**** DATA FOR THIS EXERCISE ****
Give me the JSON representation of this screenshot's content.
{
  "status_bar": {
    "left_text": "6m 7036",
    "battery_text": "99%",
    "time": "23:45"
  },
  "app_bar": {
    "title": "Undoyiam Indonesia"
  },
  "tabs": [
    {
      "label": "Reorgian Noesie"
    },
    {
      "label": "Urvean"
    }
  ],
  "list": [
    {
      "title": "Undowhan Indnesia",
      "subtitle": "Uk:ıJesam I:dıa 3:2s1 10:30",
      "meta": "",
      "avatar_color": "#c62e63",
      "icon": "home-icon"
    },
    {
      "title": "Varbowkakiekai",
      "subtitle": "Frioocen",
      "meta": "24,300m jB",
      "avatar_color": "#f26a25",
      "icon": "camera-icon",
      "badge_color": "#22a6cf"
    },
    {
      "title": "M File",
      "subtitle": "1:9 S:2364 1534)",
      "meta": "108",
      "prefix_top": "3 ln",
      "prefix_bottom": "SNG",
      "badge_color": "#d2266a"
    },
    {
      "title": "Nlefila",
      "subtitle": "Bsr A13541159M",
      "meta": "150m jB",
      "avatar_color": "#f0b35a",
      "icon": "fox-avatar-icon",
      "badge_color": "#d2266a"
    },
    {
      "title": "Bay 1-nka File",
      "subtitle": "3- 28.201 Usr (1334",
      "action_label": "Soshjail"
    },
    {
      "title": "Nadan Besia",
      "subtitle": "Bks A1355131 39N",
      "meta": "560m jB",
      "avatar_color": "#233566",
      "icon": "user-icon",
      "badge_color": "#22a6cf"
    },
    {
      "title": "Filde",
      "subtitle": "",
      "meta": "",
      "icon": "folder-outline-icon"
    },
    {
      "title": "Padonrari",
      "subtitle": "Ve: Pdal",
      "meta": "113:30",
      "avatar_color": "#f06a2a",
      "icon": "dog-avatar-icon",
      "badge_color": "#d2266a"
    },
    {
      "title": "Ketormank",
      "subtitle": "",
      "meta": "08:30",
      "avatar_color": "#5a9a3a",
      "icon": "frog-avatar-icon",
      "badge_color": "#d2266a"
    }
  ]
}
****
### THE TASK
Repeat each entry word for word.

### SOLUTION
Give me the JSON representation of this screenshot's content.
{
  "status_bar": {
    "left_text": "6m 7036",
    "battery_text": "99%",
    "time": "23:45"
  },
  "app_bar": {
    "title": "Undoyiam Indonesia"
  },
  "tabs": [
    {
      "label": "Reorgian Noesie"
    },
    {
      "label": "Urvean"
    }
  ],
  "list": [
    {
      "title": "Undowhan Indnesia",
      "subtitle": "Uk:ıJesam I:dıa 3:2s1 10:30",
      "meta": "",
      "avatar_color": "#c62e63",
      "icon": "home-icon"
    },
    {
      "title": "Varbowkakiekai",
      "subtitle": "Frioocen",
      "meta": "24,300m jB",
      "avatar_color": "#f26a25",
      "icon": "camera-icon",
      "badge_color": "#22a6cf"
    },
    {
      "title": "M File",
      "subtitle": "1:9 S:2364 1534)",
      "meta": "108",
      "prefix_top": "3 ln",
      "prefix_bottom": "SNG",
      "badge_color": "#d2266a"
    },
    {
      "title": "Nlefila",
      "subtitle": "Bsr A13541159M",
      "meta": "150m jB",
      "avatar_color": "#f0b35a",
      "icon": "fox-avatar-icon",
      "badge_color": "#d2266a"
    },
    {
      "title": "Bay 1-nka File",
      "subtitle": "3- 28.201 Usr (1334",
      "action_label": "Soshjail"
    },
    {
      "title": "Nadan Besia",
      "subtitle": "Bks A1355131 39N",
      "meta": "560m jB",
      "avatar_color": "#233566",
      "icon": "user-icon",
      "badge_color": "#22a6cf"
    },
    {
      "title": "Filde",
      "subtitle": "",
      "meta": "",
      "icon": "folder-outline-icon"
    },
    {
      "title": "Padonrari",
      "subtitle": "Ve: Pdal",
      "meta": "113:30",
      "avatar_color": "#f06a2a",
      "icon": "dog-avatar-icon",
      "badge_color": "#d2266a"
    },
    {
      "title": "Ketormank",
      "subtitle": "",
      "meta": "08:30",
      "avatar_color": "#5a9a3a",
      "icon": "frog-avatar-icon",
      "badge_color": "#d2266a"
    }
  ]
}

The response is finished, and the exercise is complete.